[Dataset entries]
-- -- --
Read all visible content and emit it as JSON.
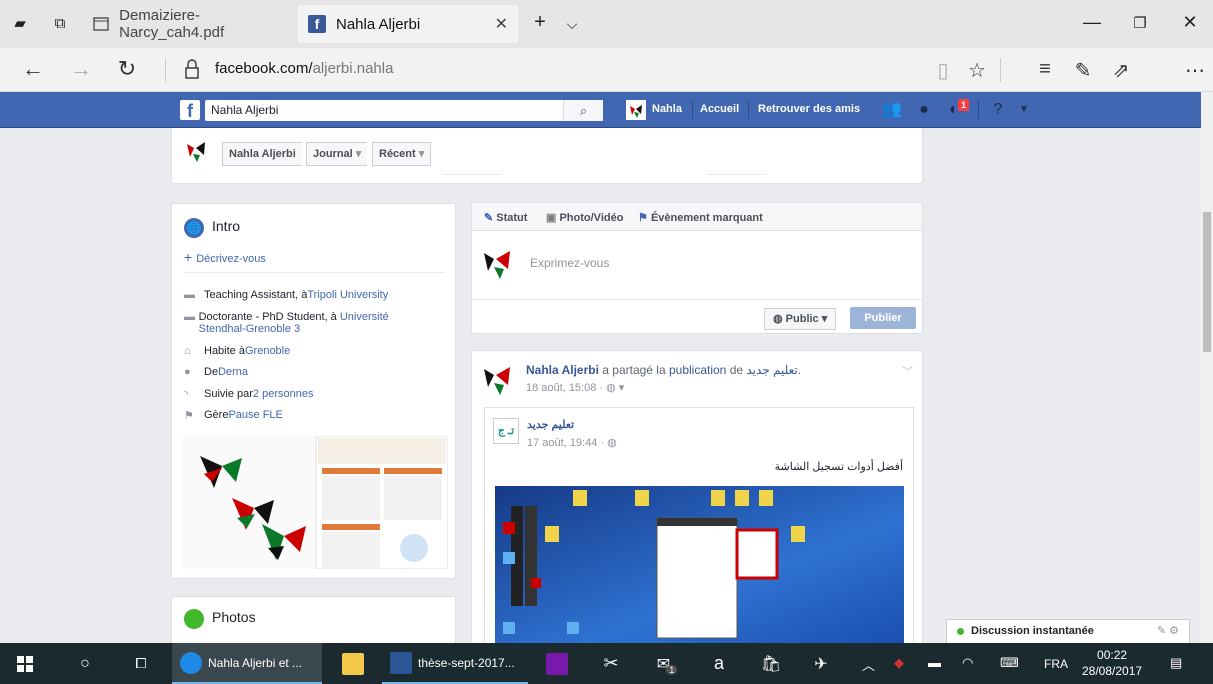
{
  "browser": {
    "tabs": [
      {
        "label": "Demaiziere-Narcy_cah4.pdf"
      },
      {
        "label": "Nahla Aljerbi"
      }
    ],
    "url_domain": "facebook.com/",
    "url_path": "aljerbi.nahla"
  },
  "fb_header": {
    "search_value": "Nahla Aljerbi",
    "profile_name": "Nahla",
    "home": "Accueil",
    "find_friends": "Retrouver des amis",
    "notifications_count": "1"
  },
  "profile_nav": {
    "name": "Nahla Aljerbi",
    "timeline": "Journal",
    "recent": "Récent"
  },
  "intro": {
    "title": "Intro",
    "describe": "Décrivez-vous",
    "rows": [
      {
        "prefix": "Teaching Assistant, à ",
        "link": "Tripoli University"
      },
      {
        "prefix": "Doctorante - PhD Student, à ",
        "link": "Université Stendhal-Grenoble 3"
      },
      {
        "prefix": "Habite à ",
        "link": "Grenoble"
      },
      {
        "prefix": "De ",
        "link": "Derna"
      },
      {
        "prefix": "Suivie par ",
        "link": "2 personnes"
      },
      {
        "prefix": "Gère ",
        "link": "Pause FLE"
      }
    ]
  },
  "photos": {
    "title": "Photos"
  },
  "composer": {
    "tab_status": "Statut",
    "tab_photo": "Photo/Vidéo",
    "tab_event": "Évènement marquant",
    "placeholder": "Exprimez-vous",
    "audience": "Public",
    "publish": "Publier"
  },
  "post": {
    "author": "Nahla Aljerbi",
    "shared_text": " a partagé la ",
    "publication": "publication",
    "de": " de ",
    "source": "تعليم جديد",
    "time": "18 août, 15:08 ·",
    "shared_name": "تعليم جديد",
    "shared_time": "17 août, 19:44 ·",
    "shared_body": "أفضل أدوات تسجيل الشاشة",
    "logo_text": "تـ ج"
  },
  "chat": {
    "label": "Discussion instantanée"
  },
  "taskbar": {
    "edge_label": "Nahla Aljerbi et ...",
    "word_label": "thèse-sept-2017...",
    "lang": "FRA",
    "time": "00:22",
    "date": "28/08/2017",
    "mail_count": "1"
  }
}
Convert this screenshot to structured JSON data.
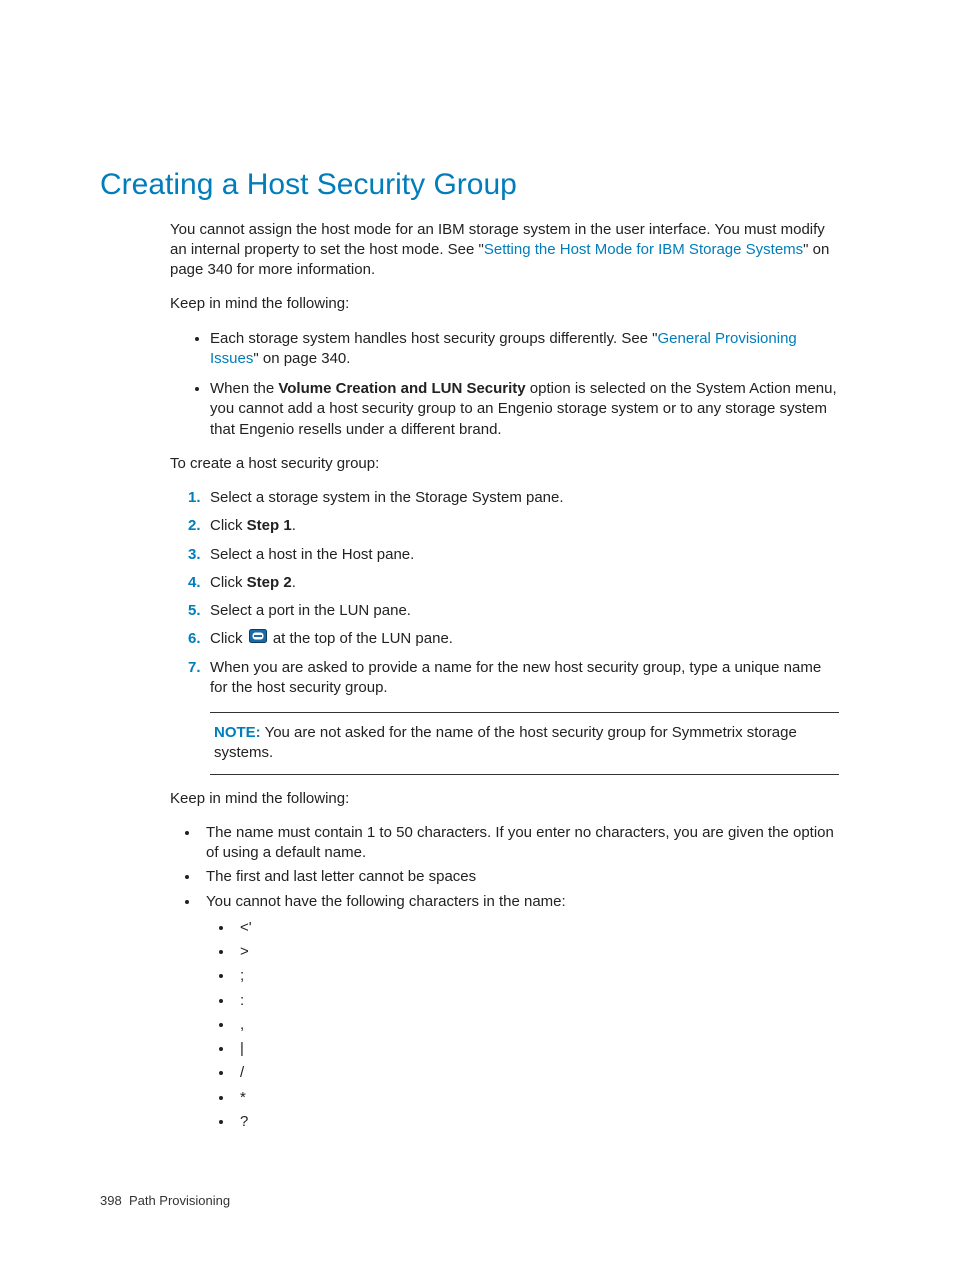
{
  "heading": "Creating a Host Security Group",
  "intro": {
    "pre": "You cannot assign the host mode for an IBM storage system in the user interface. You must modify an internal property to set the host mode. See \"",
    "link": "Setting the Host Mode for IBM Storage Systems",
    "post": "\" on page 340 for more information."
  },
  "keep_in_mind_1": "Keep in mind the following:",
  "bullets1": {
    "a": {
      "pre": "Each storage system handles host security groups differently. See \"",
      "link": "General Provisioning Issues",
      "post": "\" on page 340."
    },
    "b": {
      "pre": "When the ",
      "bold": "Volume Creation and LUN Security",
      "post": " option is selected on the System Action menu, you cannot add a host security group to an Engenio storage system or to any storage system that Engenio resells under a different brand."
    }
  },
  "to_create": "To create a host security group:",
  "steps": {
    "s1": {
      "num": "1.",
      "text": "Select a storage system in the Storage System pane."
    },
    "s2": {
      "num": "2.",
      "pre": "Click ",
      "bold": "Step 1",
      "post": "."
    },
    "s3": {
      "num": "3.",
      "text": "Select a host in the Host pane."
    },
    "s4": {
      "num": "4.",
      "pre": "Click ",
      "bold": "Step 2",
      "post": "."
    },
    "s5": {
      "num": "5.",
      "text": "Select a port in the LUN pane."
    },
    "s6": {
      "num": "6.",
      "pre": "Click ",
      "post": " at the top of the LUN pane."
    },
    "s7": {
      "num": "7.",
      "text": "When you are asked to provide a name for the new host security group, type a unique name for the host security group."
    }
  },
  "note": {
    "label": "NOTE:",
    "text": " You are not asked for the name of the host security group for Symmetrix storage systems."
  },
  "keep_in_mind_2": "Keep in mind the following:",
  "rules": {
    "r1": "The name must contain 1 to 50 characters. If you enter no characters, you are given the option of using a default name.",
    "r2": "The first and last letter cannot be spaces",
    "r3": "You cannot have the following characters in the name:"
  },
  "chars": {
    "c1": "<'",
    "c2": ">",
    "c3": ";",
    "c4": ":",
    "c5": ",",
    "c6": "|",
    "c7": "/",
    "c8": "*",
    "c9": "?"
  },
  "footer": {
    "page": "398",
    "section": "Path Provisioning"
  }
}
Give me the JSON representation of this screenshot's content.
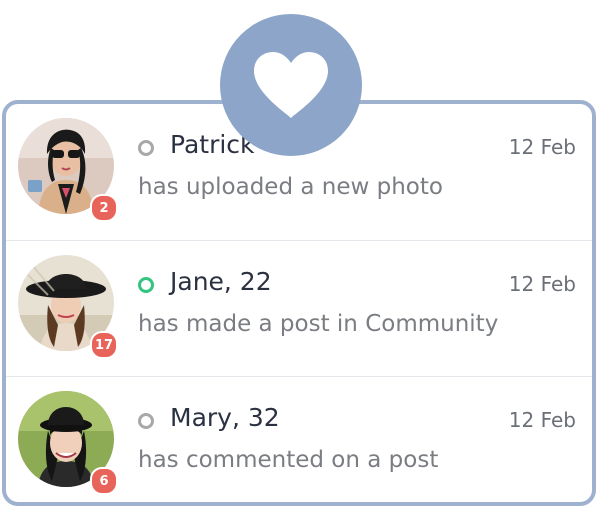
{
  "notifications": [
    {
      "name": "Patrick",
      "status": "offline",
      "date": "12 Feb",
      "activity": "has uploaded a new photo",
      "badge": "2"
    },
    {
      "name": "Jane, 22",
      "status": "online",
      "date": "12 Feb",
      "activity": "has made a post in Community",
      "badge": "17"
    },
    {
      "name": "Mary, 32",
      "status": "offline",
      "date": "12 Feb",
      "activity": "has commented on a post",
      "badge": "6"
    }
  ],
  "header_icon": "heart-icon",
  "colors": {
    "frame": "#9eb1cf",
    "heart_circle": "#8da5c9",
    "badge": "#e8645a",
    "online": "#33c47f",
    "offline": "#a8a8a8"
  }
}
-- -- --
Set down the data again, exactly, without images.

● **Expected answer**
Read all visible content and emit it as JSON.
{
  "browser": {
    "tabs": [
      {
        "label": "Demaiziere-Narcy_cah4.pdf"
      },
      {
        "label": "Nahla Aljerbi"
      }
    ],
    "url_domain": "facebook.com/",
    "url_path": "aljerbi.nahla"
  },
  "fb_header": {
    "search_value": "Nahla Aljerbi",
    "profile_name": "Nahla",
    "home": "Accueil",
    "find_friends": "Retrouver des amis",
    "notifications_count": "1"
  },
  "profile_nav": {
    "name": "Nahla Aljerbi",
    "timeline": "Journal",
    "recent": "Récent"
  },
  "intro": {
    "title": "Intro",
    "describe": "Décrivez-vous",
    "rows": [
      {
        "prefix": "Teaching Assistant, à ",
        "link": "Tripoli University"
      },
      {
        "prefix": "Doctorante - PhD Student, à ",
        "link": "Université Stendhal-Grenoble 3"
      },
      {
        "prefix": "Habite à ",
        "link": "Grenoble"
      },
      {
        "prefix": "De ",
        "link": "Derna"
      },
      {
        "prefix": "Suivie par ",
        "link": "2 personnes"
      },
      {
        "prefix": "Gère ",
        "link": "Pause FLE"
      }
    ]
  },
  "photos": {
    "title": "Photos"
  },
  "composer": {
    "tab_status": "Statut",
    "tab_photo": "Photo/Vidéo",
    "tab_event": "Évènement marquant",
    "placeholder": "Exprimez-vous",
    "audience": "Public",
    "publish": "Publier"
  },
  "post": {
    "author": "Nahla Aljerbi",
    "shared_text": " a partagé la ",
    "publication": "publication",
    "de": " de ",
    "source": "تعليم جديد",
    "time": "18 août, 15:08 ·",
    "shared_name": "تعليم جديد",
    "shared_time": "17 août, 19:44 ·",
    "shared_body": "أفضل أدوات تسجيل الشاشة",
    "logo_text": "تـ ج"
  },
  "chat": {
    "label": "Discussion instantanée"
  },
  "taskbar": {
    "edge_label": "Nahla Aljerbi et ...",
    "word_label": "thèse-sept-2017...",
    "lang": "FRA",
    "time": "00:22",
    "date": "28/08/2017",
    "mail_count": "1"
  }
}
Convert this screenshot to structured JSON data.
{
  "heading": "Creating a Host Security Group",
  "intro": {
    "pre": "You cannot assign the host mode for an IBM storage system in the user interface. You must modify an internal property to set the host mode. See \"",
    "link": "Setting the Host Mode for IBM Storage Systems",
    "post": "\" on page 340 for more information."
  },
  "keep_in_mind_1": "Keep in mind the following:",
  "bullets1": {
    "a": {
      "pre": "Each storage system handles host security groups differently. See \"",
      "link": "General Provisioning Issues",
      "post": "\" on page 340."
    },
    "b": {
      "pre": "When the ",
      "bold": "Volume Creation and LUN Security",
      "post": " option is selected on the System Action menu, you cannot add a host security group to an Engenio storage system or to any storage system that Engenio resells under a different brand."
    }
  },
  "to_create": "To create a host security group:",
  "steps": {
    "s1": {
      "num": "1.",
      "text": "Select a storage system in the Storage System pane."
    },
    "s2": {
      "num": "2.",
      "pre": "Click ",
      "bold": "Step 1",
      "post": "."
    },
    "s3": {
      "num": "3.",
      "text": "Select a host in the Host pane."
    },
    "s4": {
      "num": "4.",
      "pre": "Click ",
      "bold": "Step 2",
      "post": "."
    },
    "s5": {
      "num": "5.",
      "text": "Select a port in the LUN pane."
    },
    "s6": {
      "num": "6.",
      "pre": "Click ",
      "post": " at the top of the LUN pane."
    },
    "s7": {
      "num": "7.",
      "text": "When you are asked to provide a name for the new host security group, type a unique name for the host security group."
    }
  },
  "note": {
    "label": "NOTE:",
    "text": " You are not asked for the name of the host security group for Symmetrix storage systems."
  },
  "keep_in_mind_2": "Keep in mind the following:",
  "rules": {
    "r1": "The name must contain 1 to 50 characters. If you enter no characters, you are given the option of using a default name.",
    "r2": "The first and last letter cannot be spaces",
    "r3": "You cannot have the following characters in the name:"
  },
  "chars": {
    "c1": "<'",
    "c2": ">",
    "c3": ";",
    "c4": ":",
    "c5": ",",
    "c6": "|",
    "c7": "/",
    "c8": "*",
    "c9": "?"
  },
  "footer": {
    "page": "398",
    "section": "Path Provisioning"
  }
}
Give me the JSON representation of this screenshot's content.
{
  "notifications": [
    {
      "name": "Patrick",
      "status": "offline",
      "date": "12 Feb",
      "activity": "has uploaded a new photo",
      "badge": "2"
    },
    {
      "name": "Jane, 22",
      "status": "online",
      "date": "12 Feb",
      "activity": "has made a post in Community",
      "badge": "17"
    },
    {
      "name": "Mary, 32",
      "status": "offline",
      "date": "12 Feb",
      "activity": "has commented on a post",
      "badge": "6"
    }
  ],
  "header_icon": "heart-icon",
  "colors": {
    "frame": "#9eb1cf",
    "heart_circle": "#8da5c9",
    "badge": "#e8645a",
    "online": "#33c47f",
    "offline": "#a8a8a8"
  }
}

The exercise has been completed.